## Task to carry out
Exact reproduction of all the data is needed.
BEGIN Given records
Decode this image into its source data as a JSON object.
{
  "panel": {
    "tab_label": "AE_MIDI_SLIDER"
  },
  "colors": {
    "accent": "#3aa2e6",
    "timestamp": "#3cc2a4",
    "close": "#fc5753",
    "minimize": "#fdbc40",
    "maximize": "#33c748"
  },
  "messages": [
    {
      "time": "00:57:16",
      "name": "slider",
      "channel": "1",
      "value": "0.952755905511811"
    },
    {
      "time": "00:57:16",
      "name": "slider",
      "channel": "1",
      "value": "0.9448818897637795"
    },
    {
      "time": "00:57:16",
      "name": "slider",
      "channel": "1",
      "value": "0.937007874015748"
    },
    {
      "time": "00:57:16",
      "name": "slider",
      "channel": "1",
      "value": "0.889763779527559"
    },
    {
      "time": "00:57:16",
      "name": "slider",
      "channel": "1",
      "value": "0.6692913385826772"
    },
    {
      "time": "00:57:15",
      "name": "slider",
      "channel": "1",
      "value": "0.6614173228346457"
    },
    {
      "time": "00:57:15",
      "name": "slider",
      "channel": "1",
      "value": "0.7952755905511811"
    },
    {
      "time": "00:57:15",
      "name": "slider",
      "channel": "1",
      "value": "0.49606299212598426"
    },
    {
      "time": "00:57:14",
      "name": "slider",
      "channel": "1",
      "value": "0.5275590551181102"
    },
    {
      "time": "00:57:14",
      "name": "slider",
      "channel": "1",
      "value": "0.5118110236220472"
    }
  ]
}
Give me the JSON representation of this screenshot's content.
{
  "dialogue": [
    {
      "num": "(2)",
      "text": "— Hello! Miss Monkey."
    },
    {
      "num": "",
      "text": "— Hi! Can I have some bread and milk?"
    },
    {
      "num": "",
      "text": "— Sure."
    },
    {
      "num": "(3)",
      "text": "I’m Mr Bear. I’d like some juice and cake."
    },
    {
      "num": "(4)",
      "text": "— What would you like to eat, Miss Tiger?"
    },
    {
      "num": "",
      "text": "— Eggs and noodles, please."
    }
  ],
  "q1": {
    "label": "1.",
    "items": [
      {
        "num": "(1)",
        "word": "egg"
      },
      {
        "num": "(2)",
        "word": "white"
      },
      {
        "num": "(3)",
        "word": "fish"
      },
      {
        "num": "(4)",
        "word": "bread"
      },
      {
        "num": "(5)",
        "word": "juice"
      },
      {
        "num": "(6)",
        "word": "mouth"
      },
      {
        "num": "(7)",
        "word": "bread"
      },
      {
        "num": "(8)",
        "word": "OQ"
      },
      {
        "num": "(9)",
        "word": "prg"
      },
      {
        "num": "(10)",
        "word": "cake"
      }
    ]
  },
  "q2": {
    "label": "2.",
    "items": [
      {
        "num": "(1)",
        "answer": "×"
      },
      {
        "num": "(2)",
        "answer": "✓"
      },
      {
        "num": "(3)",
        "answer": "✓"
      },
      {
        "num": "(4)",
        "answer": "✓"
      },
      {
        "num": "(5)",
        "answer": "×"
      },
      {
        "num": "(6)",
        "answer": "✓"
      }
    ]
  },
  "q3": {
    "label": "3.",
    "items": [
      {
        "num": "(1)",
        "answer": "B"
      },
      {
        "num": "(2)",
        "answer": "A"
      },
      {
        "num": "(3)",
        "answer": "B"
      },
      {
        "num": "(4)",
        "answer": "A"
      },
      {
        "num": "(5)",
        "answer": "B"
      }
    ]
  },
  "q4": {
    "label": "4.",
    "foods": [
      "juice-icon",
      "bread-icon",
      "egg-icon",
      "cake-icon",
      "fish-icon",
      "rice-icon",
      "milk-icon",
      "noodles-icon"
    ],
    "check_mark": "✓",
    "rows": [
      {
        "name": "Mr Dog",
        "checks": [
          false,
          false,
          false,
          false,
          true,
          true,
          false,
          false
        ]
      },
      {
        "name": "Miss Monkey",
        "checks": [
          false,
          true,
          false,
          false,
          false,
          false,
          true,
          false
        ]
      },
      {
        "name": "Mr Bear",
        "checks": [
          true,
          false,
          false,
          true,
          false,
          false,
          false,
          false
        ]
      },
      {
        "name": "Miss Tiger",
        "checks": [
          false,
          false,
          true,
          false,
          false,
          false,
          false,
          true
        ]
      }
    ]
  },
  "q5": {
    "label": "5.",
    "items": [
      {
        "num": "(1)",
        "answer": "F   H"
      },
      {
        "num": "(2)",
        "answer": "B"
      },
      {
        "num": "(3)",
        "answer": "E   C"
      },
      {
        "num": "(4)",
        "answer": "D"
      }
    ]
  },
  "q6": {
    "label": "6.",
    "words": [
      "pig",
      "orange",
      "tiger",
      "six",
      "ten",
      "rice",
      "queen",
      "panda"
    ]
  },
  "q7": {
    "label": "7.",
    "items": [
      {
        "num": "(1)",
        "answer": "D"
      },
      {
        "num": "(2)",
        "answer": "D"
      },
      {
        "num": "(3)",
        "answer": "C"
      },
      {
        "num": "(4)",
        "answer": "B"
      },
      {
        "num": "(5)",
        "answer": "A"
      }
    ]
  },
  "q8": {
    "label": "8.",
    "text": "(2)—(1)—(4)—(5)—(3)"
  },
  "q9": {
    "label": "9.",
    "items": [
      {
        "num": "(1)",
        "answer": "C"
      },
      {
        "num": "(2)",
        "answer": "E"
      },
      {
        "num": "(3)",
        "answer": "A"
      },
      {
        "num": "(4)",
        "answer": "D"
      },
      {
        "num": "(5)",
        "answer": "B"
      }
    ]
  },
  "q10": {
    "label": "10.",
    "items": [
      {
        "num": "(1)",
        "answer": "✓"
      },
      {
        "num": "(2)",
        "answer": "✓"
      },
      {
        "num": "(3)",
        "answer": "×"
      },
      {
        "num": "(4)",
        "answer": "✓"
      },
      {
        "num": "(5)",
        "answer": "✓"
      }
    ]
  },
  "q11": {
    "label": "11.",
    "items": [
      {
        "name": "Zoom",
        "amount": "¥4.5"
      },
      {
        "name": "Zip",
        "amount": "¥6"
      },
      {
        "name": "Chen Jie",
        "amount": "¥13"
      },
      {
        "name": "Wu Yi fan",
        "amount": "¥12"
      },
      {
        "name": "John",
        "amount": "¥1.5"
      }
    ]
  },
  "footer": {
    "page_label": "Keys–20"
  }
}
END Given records
## Answer to this exercise
Decode this image into its source data as a JSON object.
{
  "panel": {
    "tab_label": "AE_MIDI_SLIDER"
  },
  "colors": {
    "accent": "#3aa2e6",
    "timestamp": "#3cc2a4",
    "close": "#fc5753",
    "minimize": "#fdbc40",
    "maximize": "#33c748"
  },
  "messages": [
    {
      "time": "00:57:16",
      "name": "slider",
      "channel": "1",
      "value": "0.952755905511811"
    },
    {
      "time": "00:57:16",
      "name": "slider",
      "channel": "1",
      "value": "0.9448818897637795"
    },
    {
      "time": "00:57:16",
      "name": "slider",
      "channel": "1",
      "value": "0.937007874015748"
    },
    {
      "time": "00:57:16",
      "name": "slider",
      "channel": "1",
      "value": "0.889763779527559"
    },
    {
      "time": "00:57:16",
      "name": "slider",
      "channel": "1",
      "value": "0.6692913385826772"
    },
    {
      "time": "00:57:15",
      "name": "slider",
      "channel": "1",
      "value": "0.6614173228346457"
    },
    {
      "time": "00:57:15",
      "name": "slider",
      "channel": "1",
      "value": "0.7952755905511811"
    },
    {
      "time": "00:57:15",
      "name": "slider",
      "channel": "1",
      "value": "0.49606299212598426"
    },
    {
      "time": "00:57:14",
      "name": "slider",
      "channel": "1",
      "value": "0.5275590551181102"
    },
    {
      "time": "00:57:14",
      "name": "slider",
      "channel": "1",
      "value": "0.5118110236220472"
    }
  ]
}
Give me the JSON representation of this screenshot's content.
{
  "dialogue": [
    {
      "num": "(2)",
      "text": "— Hello! Miss Monkey."
    },
    {
      "num": "",
      "text": "— Hi! Can I have some bread and milk?"
    },
    {
      "num": "",
      "text": "— Sure."
    },
    {
      "num": "(3)",
      "text": "I’m Mr Bear. I’d like some juice and cake."
    },
    {
      "num": "(4)",
      "text": "— What would you like to eat, Miss Tiger?"
    },
    {
      "num": "",
      "text": "— Eggs and noodles, please."
    }
  ],
  "q1": {
    "label": "1.",
    "items": [
      {
        "num": "(1)",
        "word": "egg"
      },
      {
        "num": "(2)",
        "word": "white"
      },
      {
        "num": "(3)",
        "word": "fish"
      },
      {
        "num": "(4)",
        "word": "bread"
      },
      {
        "num": "(5)",
        "word": "juice"
      },
      {
        "num": "(6)",
        "word": "mouth"
      },
      {
        "num": "(7)",
        "word": "bread"
      },
      {
        "num": "(8)",
        "word": "OQ"
      },
      {
        "num": "(9)",
        "word": "prg"
      },
      {
        "num": "(10)",
        "word": "cake"
      }
    ]
  },
  "q2": {
    "label": "2.",
    "items": [
      {
        "num": "(1)",
        "answer": "×"
      },
      {
        "num": "(2)",
        "answer": "✓"
      },
      {
        "num": "(3)",
        "answer": "✓"
      },
      {
        "num": "(4)",
        "answer": "✓"
      },
      {
        "num": "(5)",
        "answer": "×"
      },
      {
        "num": "(6)",
        "answer": "✓"
      }
    ]
  },
  "q3": {
    "label": "3.",
    "items": [
      {
        "num": "(1)",
        "answer": "B"
      },
      {
        "num": "(2)",
        "answer": "A"
      },
      {
        "num": "(3)",
        "answer": "B"
      },
      {
        "num": "(4)",
        "answer": "A"
      },
      {
        "num": "(5)",
        "answer": "B"
      }
    ]
  },
  "q4": {
    "label": "4.",
    "foods": [
      "juice-icon",
      "bread-icon",
      "egg-icon",
      "cake-icon",
      "fish-icon",
      "rice-icon",
      "milk-icon",
      "noodles-icon"
    ],
    "check_mark": "✓",
    "rows": [
      {
        "name": "Mr Dog",
        "checks": [
          false,
          false,
          false,
          false,
          true,
          true,
          false,
          false
        ]
      },
      {
        "name": "Miss Monkey",
        "checks": [
          false,
          true,
          false,
          false,
          false,
          false,
          true,
          false
        ]
      },
      {
        "name": "Mr Bear",
        "checks": [
          true,
          false,
          false,
          true,
          false,
          false,
          false,
          false
        ]
      },
      {
        "name": "Miss Tiger",
        "checks": [
          false,
          false,
          true,
          false,
          false,
          false,
          false,
          true
        ]
      }
    ]
  },
  "q5": {
    "label": "5.",
    "items": [
      {
        "num": "(1)",
        "answer": "F   H"
      },
      {
        "num": "(2)",
        "answer": "B"
      },
      {
        "num": "(3)",
        "answer": "E   C"
      },
      {
        "num": "(4)",
        "answer": "D"
      }
    ]
  },
  "q6": {
    "label": "6.",
    "words": [
      "pig",
      "orange",
      "tiger",
      "six",
      "ten",
      "rice",
      "queen",
      "panda"
    ]
  },
  "q7": {
    "label": "7.",
    "items": [
      {
        "num": "(1)",
        "answer": "D"
      },
      {
        "num": "(2)",
        "answer": "D"
      },
      {
        "num": "(3)",
        "answer": "C"
      },
      {
        "num": "(4)",
        "answer": "B"
      },
      {
        "num": "(5)",
        "answer": "A"
      }
    ]
  },
  "q8": {
    "label": "8.",
    "text": "(2)—(1)—(4)—(5)—(3)"
  },
  "q9": {
    "label": "9.",
    "items": [
      {
        "num": "(1)",
        "answer": "C"
      },
      {
        "num": "(2)",
        "answer": "E"
      },
      {
        "num": "(3)",
        "answer": "A"
      },
      {
        "num": "(4)",
        "answer": "D"
      },
      {
        "num": "(5)",
        "answer": "B"
      }
    ]
  },
  "q10": {
    "label": "10.",
    "items": [
      {
        "num": "(1)",
        "answer": "✓"
      },
      {
        "num": "(2)",
        "answer": "✓"
      },
      {
        "num": "(3)",
        "answer": "×"
      },
      {
        "num": "(4)",
        "answer": "✓"
      },
      {
        "num": "(5)",
        "answer": "✓"
      }
    ]
  },
  "q11": {
    "label": "11.",
    "items": [
      {
        "name": "Zoom",
        "amount": "¥4.5"
      },
      {
        "name": "Zip",
        "amount": "¥6"
      },
      {
        "name": "Chen Jie",
        "amount": "¥13"
      },
      {
        "name": "Wu Yi fan",
        "amount": "¥12"
      },
      {
        "name": "John",
        "amount": "¥1.5"
      }
    ]
  },
  "footer": {
    "page_label": "Keys–20"
  }
}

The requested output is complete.